- Fine, let's talk about this on Wikis for kids, with 2 existing project of encyclopedia written for and partly by kids (in french and dutch) We just didn't think about erasing it after one year ! I've never heard about on the wikipedia writing process for example. With 440 000 article in french and 1 500 000 in english, there are still things to work on aren't they ? It could be usefull to think about erasing, but one thing is sure, it is intersesting to built it the first time at least ! Astirmays 12:28, 4 February 2007 (EST)
Having access to technology if a fantastic enabler for cross-curicular work and work with multiple intelligences. Some examples could be

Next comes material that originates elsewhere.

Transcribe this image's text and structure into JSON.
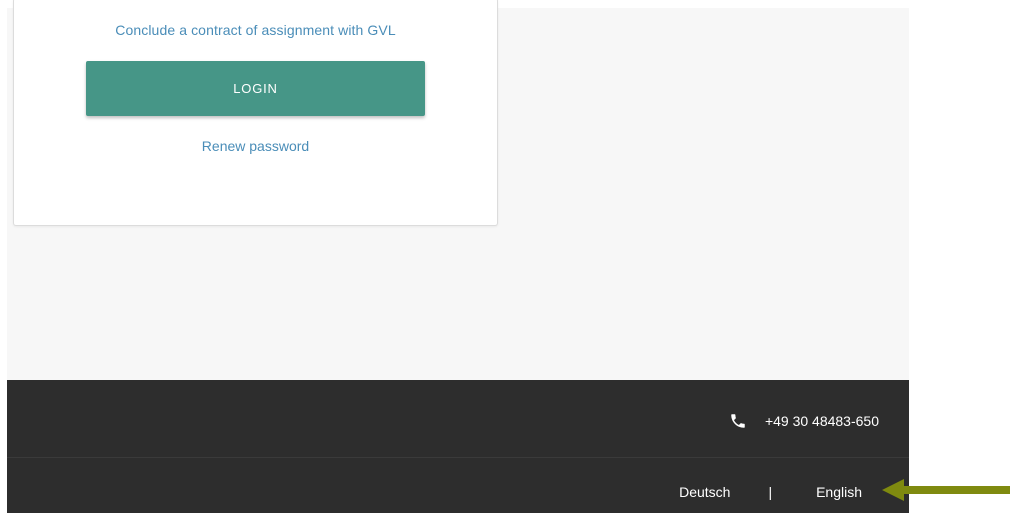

- Science/Maths/Languages - if the students are doing science and learning about how plants grow, they can create graphs to plot the development of the seedlings over time. Better still, comparing growth rates for plants grown with compost and without. Or, using the idea of environmental protection (mentioned above), document things which are meaningful to the children - what are the animal/insect populations like in the two different villages; the difference in the number of incidences of mud-slides in a village which is affected by deforestation as opposed to a village which is less affected; is there a difference in water quality/availability. (This can be quite useful in cultures where cause/effect relationships are not commonly explored.) Descriptive texts can be written to include a language compent, either in their own langauge or in a foreign language they are studying at school.
- Technological skills/any core subject - for schools with Internet access, students can be taught how to create simple web or wiki pages (using WYSIWYG editors for simplicity). Suitable topics might include some of those already outlined above - community health information, social science projects, recording some of the oral history from the community, etc.

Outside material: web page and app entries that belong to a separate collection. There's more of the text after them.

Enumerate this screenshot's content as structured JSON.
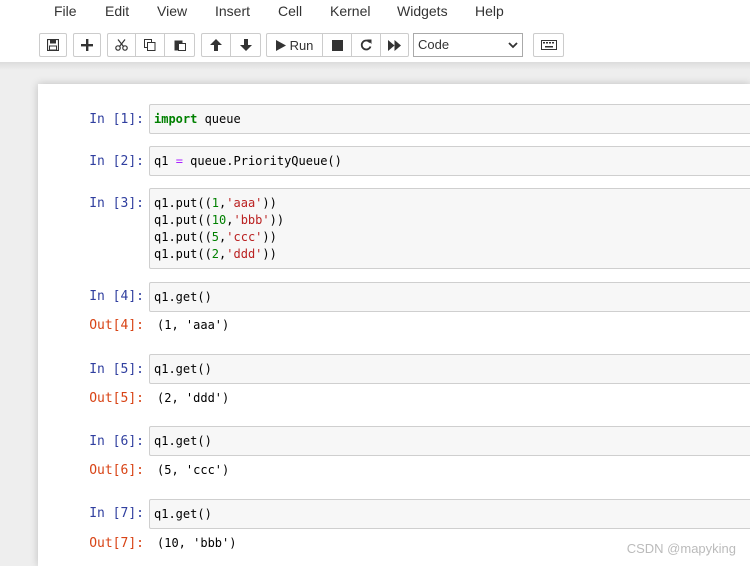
{
  "menubar": [
    "File",
    "Edit",
    "View",
    "Insert",
    "Cell",
    "Kernel",
    "Widgets",
    "Help"
  ],
  "toolbar": {
    "run_label": "Run",
    "cell_type": "Code",
    "icons": [
      "save-icon",
      "plus-icon",
      "cut-icon",
      "copy-icon",
      "paste-icon",
      "arrow-up-icon",
      "arrow-down-icon",
      "play-icon",
      "stop-icon",
      "restart-icon",
      "fast-forward-icon",
      "keyboard-icon"
    ]
  },
  "cells": [
    {
      "prompt": "In  [1]:",
      "lines": [
        [
          {
            "t": "import",
            "c": "kw"
          },
          {
            "t": " queue",
            "c": ""
          }
        ]
      ]
    },
    {
      "prompt": "In  [2]:",
      "lines": [
        [
          {
            "t": "q1 ",
            "c": ""
          },
          {
            "t": "=",
            "c": "op"
          },
          {
            "t": " queue.PriorityQueue()",
            "c": ""
          }
        ]
      ]
    },
    {
      "prompt": "In  [3]:",
      "lines": [
        [
          {
            "t": "q1.put((",
            "c": ""
          },
          {
            "t": "1",
            "c": "num"
          },
          {
            "t": ",",
            "c": ""
          },
          {
            "t": "'aaa'",
            "c": "str"
          },
          {
            "t": "))",
            "c": ""
          }
        ],
        [
          {
            "t": "q1.put((",
            "c": ""
          },
          {
            "t": "10",
            "c": "num"
          },
          {
            "t": ",",
            "c": ""
          },
          {
            "t": "'bbb'",
            "c": "str"
          },
          {
            "t": "))",
            "c": ""
          }
        ],
        [
          {
            "t": "q1.put((",
            "c": ""
          },
          {
            "t": "5",
            "c": "num"
          },
          {
            "t": ",",
            "c": ""
          },
          {
            "t": "'ccc'",
            "c": "str"
          },
          {
            "t": "))",
            "c": ""
          }
        ],
        [
          {
            "t": "q1.put((",
            "c": ""
          },
          {
            "t": "2",
            "c": "num"
          },
          {
            "t": ",",
            "c": ""
          },
          {
            "t": "'ddd'",
            "c": "str"
          },
          {
            "t": "))",
            "c": ""
          }
        ]
      ]
    },
    {
      "prompt": "In  [4]:",
      "lines": [
        [
          {
            "t": "q1.get()",
            "c": ""
          }
        ]
      ],
      "out_prompt": "Out[4]:",
      "output": "(1, 'aaa')"
    },
    {
      "prompt": "In  [5]:",
      "lines": [
        [
          {
            "t": "q1.get()",
            "c": ""
          }
        ]
      ],
      "out_prompt": "Out[5]:",
      "output": "(2, 'ddd')"
    },
    {
      "prompt": "In  [6]:",
      "lines": [
        [
          {
            "t": "q1.get()",
            "c": ""
          }
        ]
      ],
      "out_prompt": "Out[6]:",
      "output": "(5, 'ccc')"
    },
    {
      "prompt": "In  [7]:",
      "lines": [
        [
          {
            "t": "q1.get()",
            "c": ""
          }
        ]
      ],
      "out_prompt": "Out[7]:",
      "output": "(10, 'bbb')"
    }
  ],
  "watermark": "CSDN @mapyking"
}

- Language skills - setting up "Key Pals" (remember we used to have Pen Pals as kids?!?) with students in other countries. These kinds of projects lend themselves very well to learning about the geography or politics of another country, social studies and inter-cultural awareness, etc. .
- The Foxfire Approach - (http://www.foxfire.org/teachi.html) to collaborative teaching and learning has been running successfully in the Appalachian Mountain area of the U.S. since the 1960s. It could be adapted to the cultures of areas with OLPC.
- Learn a foreign language
- Learn specific expressions
- Introduction to reading and writing
The general idea is to create some kind image that holds active areas to which words are connected. The words pop up when you mouse over these areas. Imagine a picture of a tree. The kid mouses over the trunk - "trunk" pops up (eventually the kid hears it spoken from a soundfile), over the root - "root" pops up etc. .
It looks like squeak or maybe etoys is capable of doing this, so there would not necessarily be the need to create an extra tool. It would be good if an example implementation could be shown in squeak or etoys. The kids could extend this by adding additional active fields. They could download such a semantic block (like "every part of tree", "everything on a bus", "everything in a computer") and explore this for themselves. You could "zoom" in on parts of the picture (simply changing to a new picture like a "cut" through a machine or a magnified image of cells etc.) to get even more details and more words/expressions.
This could also be an approach to learn abstract expressions in such fields as chemistry, biology, historical figures etc. .
It could also be the basis for a kind of vocabulary test, where the picture is displayed and the kid gets a list of the words in his own language and if it translates them correctly the active area on the picture lights up. An other style could be the task: "Name 20 words connected to "tree" ".
Ideas to action
There are networks at all levels for creating and sharing materials, for looking for materials to meet existing needs, and for providing feedback on existing materials. While we develop our Educational activity guidelines, please explore our list of education networks.